Cookies on this website
We use cookies to ensure that we give you the best experience on our website. If you click 'Continue' we will assume that you are happy to receive all cookies and you will not see this message again. Click 'Find out more' for information on how to change your cookie settings.

Scientists have identified the neural pathway in male fruit flies that allows them to perform their complex mating ritual, paving the way for deeper studies into sexual behavior and how it can be modified by social experience.

Similar stories

Drug could help diabetic hearts recover after a heart attack

New research led by Associate Professor Lisa Heather has found that a drug known as molidustat, currently in clinical trials for another condition, could reduce risk of heart failure after heart attacks.

Blood bank storage can reduce ability of transfusions to treat anaemia

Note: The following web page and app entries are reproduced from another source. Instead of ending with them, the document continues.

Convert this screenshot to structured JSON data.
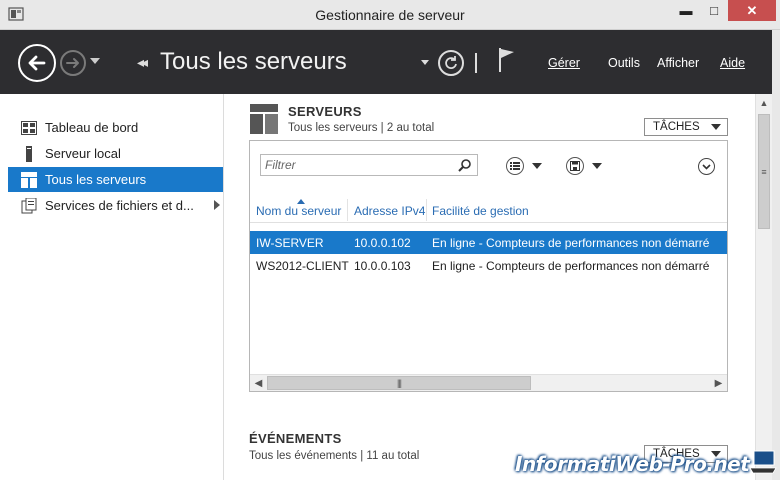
{
  "window": {
    "title": "Gestionnaire de serveur",
    "minimize": "▬",
    "maximize": "□",
    "close": "✕"
  },
  "header": {
    "breadcrumb_arrows": "◂◂",
    "page_title": "Tous les serveurs",
    "menu": {
      "gerer": "Gérer",
      "outils": "Outils",
      "afficher": "Afficher",
      "aide": "Aide"
    }
  },
  "sidebar": {
    "items": [
      {
        "label": "Tableau de bord",
        "icon": "dashboard-grid-icon"
      },
      {
        "label": "Serveur local",
        "icon": "server-icon"
      },
      {
        "label": "Tous les serveurs",
        "icon": "servers-icon",
        "active": true
      },
      {
        "label": "Services de fichiers et d...",
        "icon": "file-services-icon"
      }
    ]
  },
  "servers": {
    "title": "SERVEURS",
    "subtitle": "Tous les serveurs | 2 au total",
    "tasks_label": "TÂCHES",
    "filter_placeholder": "Filtrer",
    "columns": [
      "Nom du serveur",
      "Adresse IPv4",
      "Facilité de gestion"
    ],
    "rows": [
      {
        "name": "IW-SERVER",
        "ip": "10.0.0.102",
        "status": "En ligne - Compteurs de performances non démarré",
        "selected": true
      },
      {
        "name": "WS2012-CLIENT",
        "ip": "10.0.0.103",
        "status": "En ligne - Compteurs de performances non démarré",
        "selected": false
      }
    ]
  },
  "events": {
    "title": "ÉVÉNEMENTS",
    "subtitle": "Tous les événements | 11 au total",
    "tasks_label": "TÂCHES"
  },
  "watermark": "InformatiWeb-Pro.net",
  "colors": {
    "header_bg": "#2d2d30",
    "selection": "#1979ca",
    "link_blue": "#2a6cb3"
  }
}
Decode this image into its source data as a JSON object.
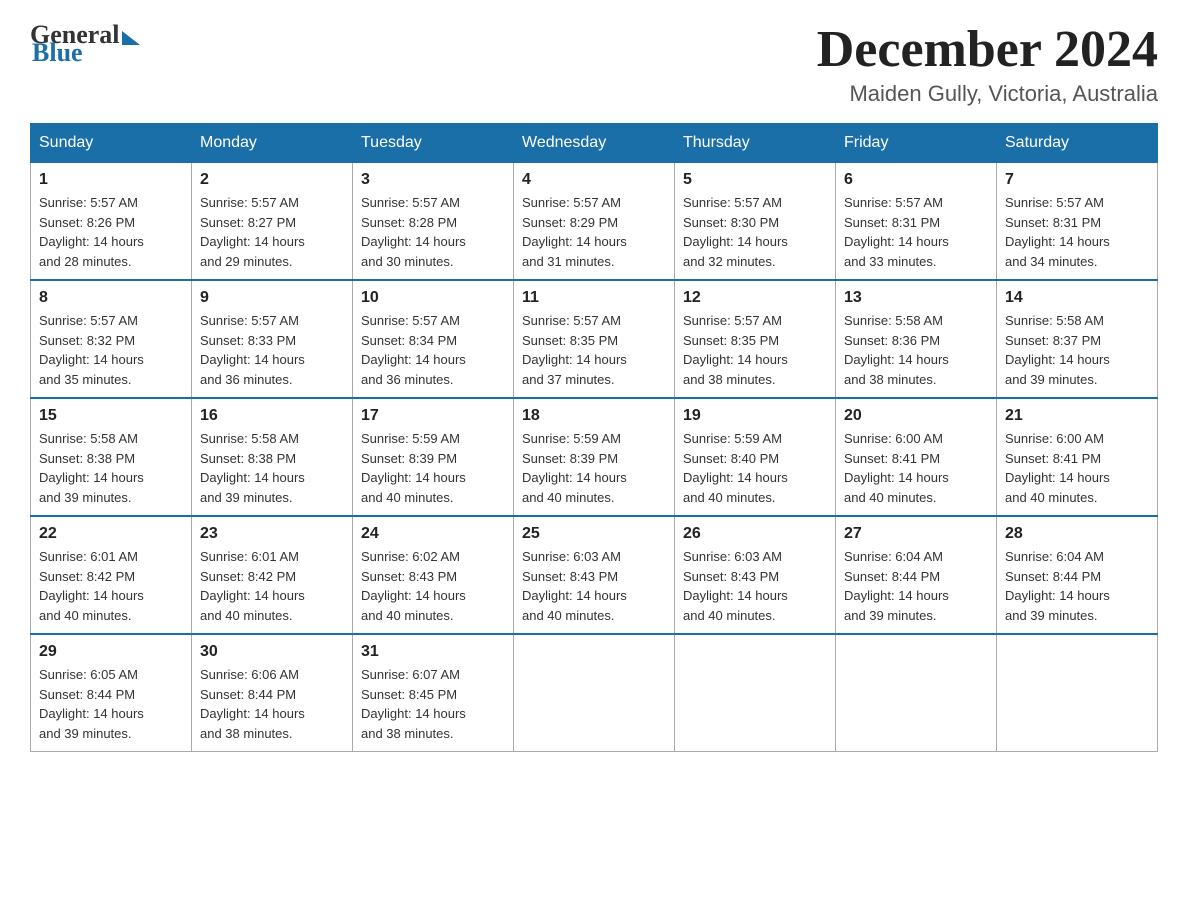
{
  "logo": {
    "general": "General",
    "blue": "Blue"
  },
  "title": "December 2024",
  "location": "Maiden Gully, Victoria, Australia",
  "days_of_week": [
    "Sunday",
    "Monday",
    "Tuesday",
    "Wednesday",
    "Thursday",
    "Friday",
    "Saturday"
  ],
  "weeks": [
    [
      {
        "day": "1",
        "info": "Sunrise: 5:57 AM\nSunset: 8:26 PM\nDaylight: 14 hours\nand 28 minutes."
      },
      {
        "day": "2",
        "info": "Sunrise: 5:57 AM\nSunset: 8:27 PM\nDaylight: 14 hours\nand 29 minutes."
      },
      {
        "day": "3",
        "info": "Sunrise: 5:57 AM\nSunset: 8:28 PM\nDaylight: 14 hours\nand 30 minutes."
      },
      {
        "day": "4",
        "info": "Sunrise: 5:57 AM\nSunset: 8:29 PM\nDaylight: 14 hours\nand 31 minutes."
      },
      {
        "day": "5",
        "info": "Sunrise: 5:57 AM\nSunset: 8:30 PM\nDaylight: 14 hours\nand 32 minutes."
      },
      {
        "day": "6",
        "info": "Sunrise: 5:57 AM\nSunset: 8:31 PM\nDaylight: 14 hours\nand 33 minutes."
      },
      {
        "day": "7",
        "info": "Sunrise: 5:57 AM\nSunset: 8:31 PM\nDaylight: 14 hours\nand 34 minutes."
      }
    ],
    [
      {
        "day": "8",
        "info": "Sunrise: 5:57 AM\nSunset: 8:32 PM\nDaylight: 14 hours\nand 35 minutes."
      },
      {
        "day": "9",
        "info": "Sunrise: 5:57 AM\nSunset: 8:33 PM\nDaylight: 14 hours\nand 36 minutes."
      },
      {
        "day": "10",
        "info": "Sunrise: 5:57 AM\nSunset: 8:34 PM\nDaylight: 14 hours\nand 36 minutes."
      },
      {
        "day": "11",
        "info": "Sunrise: 5:57 AM\nSunset: 8:35 PM\nDaylight: 14 hours\nand 37 minutes."
      },
      {
        "day": "12",
        "info": "Sunrise: 5:57 AM\nSunset: 8:35 PM\nDaylight: 14 hours\nand 38 minutes."
      },
      {
        "day": "13",
        "info": "Sunrise: 5:58 AM\nSunset: 8:36 PM\nDaylight: 14 hours\nand 38 minutes."
      },
      {
        "day": "14",
        "info": "Sunrise: 5:58 AM\nSunset: 8:37 PM\nDaylight: 14 hours\nand 39 minutes."
      }
    ],
    [
      {
        "day": "15",
        "info": "Sunrise: 5:58 AM\nSunset: 8:38 PM\nDaylight: 14 hours\nand 39 minutes."
      },
      {
        "day": "16",
        "info": "Sunrise: 5:58 AM\nSunset: 8:38 PM\nDaylight: 14 hours\nand 39 minutes."
      },
      {
        "day": "17",
        "info": "Sunrise: 5:59 AM\nSunset: 8:39 PM\nDaylight: 14 hours\nand 40 minutes."
      },
      {
        "day": "18",
        "info": "Sunrise: 5:59 AM\nSunset: 8:39 PM\nDaylight: 14 hours\nand 40 minutes."
      },
      {
        "day": "19",
        "info": "Sunrise: 5:59 AM\nSunset: 8:40 PM\nDaylight: 14 hours\nand 40 minutes."
      },
      {
        "day": "20",
        "info": "Sunrise: 6:00 AM\nSunset: 8:41 PM\nDaylight: 14 hours\nand 40 minutes."
      },
      {
        "day": "21",
        "info": "Sunrise: 6:00 AM\nSunset: 8:41 PM\nDaylight: 14 hours\nand 40 minutes."
      }
    ],
    [
      {
        "day": "22",
        "info": "Sunrise: 6:01 AM\nSunset: 8:42 PM\nDaylight: 14 hours\nand 40 minutes."
      },
      {
        "day": "23",
        "info": "Sunrise: 6:01 AM\nSunset: 8:42 PM\nDaylight: 14 hours\nand 40 minutes."
      },
      {
        "day": "24",
        "info": "Sunrise: 6:02 AM\nSunset: 8:43 PM\nDaylight: 14 hours\nand 40 minutes."
      },
      {
        "day": "25",
        "info": "Sunrise: 6:03 AM\nSunset: 8:43 PM\nDaylight: 14 hours\nand 40 minutes."
      },
      {
        "day": "26",
        "info": "Sunrise: 6:03 AM\nSunset: 8:43 PM\nDaylight: 14 hours\nand 40 minutes."
      },
      {
        "day": "27",
        "info": "Sunrise: 6:04 AM\nSunset: 8:44 PM\nDaylight: 14 hours\nand 39 minutes."
      },
      {
        "day": "28",
        "info": "Sunrise: 6:04 AM\nSunset: 8:44 PM\nDaylight: 14 hours\nand 39 minutes."
      }
    ],
    [
      {
        "day": "29",
        "info": "Sunrise: 6:05 AM\nSunset: 8:44 PM\nDaylight: 14 hours\nand 39 minutes."
      },
      {
        "day": "30",
        "info": "Sunrise: 6:06 AM\nSunset: 8:44 PM\nDaylight: 14 hours\nand 38 minutes."
      },
      {
        "day": "31",
        "info": "Sunrise: 6:07 AM\nSunset: 8:45 PM\nDaylight: 14 hours\nand 38 minutes."
      },
      null,
      null,
      null,
      null
    ]
  ]
}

New research from the Swietach Group in collaboration with NHS Blood and Transplant has demonstrated that the process of storing blood in blood banks can negatively impact the function of red blood cells and consequently may reduce the effectiveness of blood transfusions, a treatment commonly used to combat anaemia.

Overlapping second messengers increase dynamic control of physiological responses

New research from the Parekh and Zaccolo groups reveals that a prototypical anchoring protein, known to be responsible for regulating several important physiological processes, also orchestrates the formation of two important universal second messengers.

Feeling tired? Here’s how the brain’s ‘hourglass’ controls your need for sleep – new research

New article on The Conversation website written by Dr Lukas Krone, Associate Professor Vladyslav Vyazovskiy and Professor Zoltán Molnár.

Scientists Decipher How NeuroImmune Interactions Burn Deep Fat

A pioneering collaborative mouse study from an international team of researchers including DPAG's Associate Professor Ana Domingos published in Nature offers new therapeutic avenues for reducing visceral fat stores, which have been associated with cardiovascular disease and multiple types of cancer.